## WHAT IS NEEDED:
Among the entries below, find each line holding "title" and return it.

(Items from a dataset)
■ ■ ■
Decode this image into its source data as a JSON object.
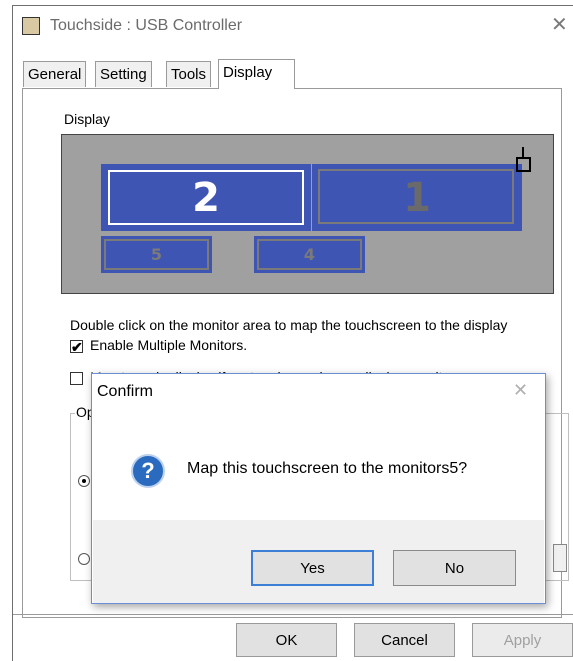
{
  "window": {
    "title": "Touchside : USB Controller",
    "close_glyph": "✕",
    "icon": "app-icon"
  },
  "tabs": [
    {
      "label": "General",
      "active": false
    },
    {
      "label": "Setting",
      "active": false
    },
    {
      "label": "Tools",
      "active": false
    },
    {
      "label": "Display",
      "active": true
    }
  ],
  "display": {
    "group_label": "Display",
    "monitors": [
      {
        "number": "2",
        "selected": true
      },
      {
        "number": "1",
        "selected": false
      },
      {
        "number": "5",
        "selected": false
      },
      {
        "number": "4",
        "selected": false
      }
    ],
    "instruction": "Double click on the monitor area to map the touchscreen to the display",
    "enable_multiple": {
      "label": "Enable Multiple Monitors.",
      "checked": true,
      "mark": "✔"
    },
    "map_main": {
      "label": "Map to main display if system has only one display monitor",
      "checked": false
    },
    "options_group_label": "Op"
  },
  "footer": {
    "ok": "OK",
    "cancel": "Cancel",
    "apply": "Apply"
  },
  "dialog": {
    "title": "Confirm",
    "close_glyph": "✕",
    "icon_glyph": "?",
    "message": "Map this touchscreen to the monitors5?",
    "yes": "Yes",
    "no": "No"
  },
  "colors": {
    "monitor_fill": "#3f55b4",
    "monitor_area": "#a0a0a0",
    "question_icon": "#2a6bc0",
    "focus_border": "#3c7fd6"
  }
}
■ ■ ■
## RESULT FOR THIS EXERCISE:
    "title": "Touchside : USB Controller",
    "title": "Confirm",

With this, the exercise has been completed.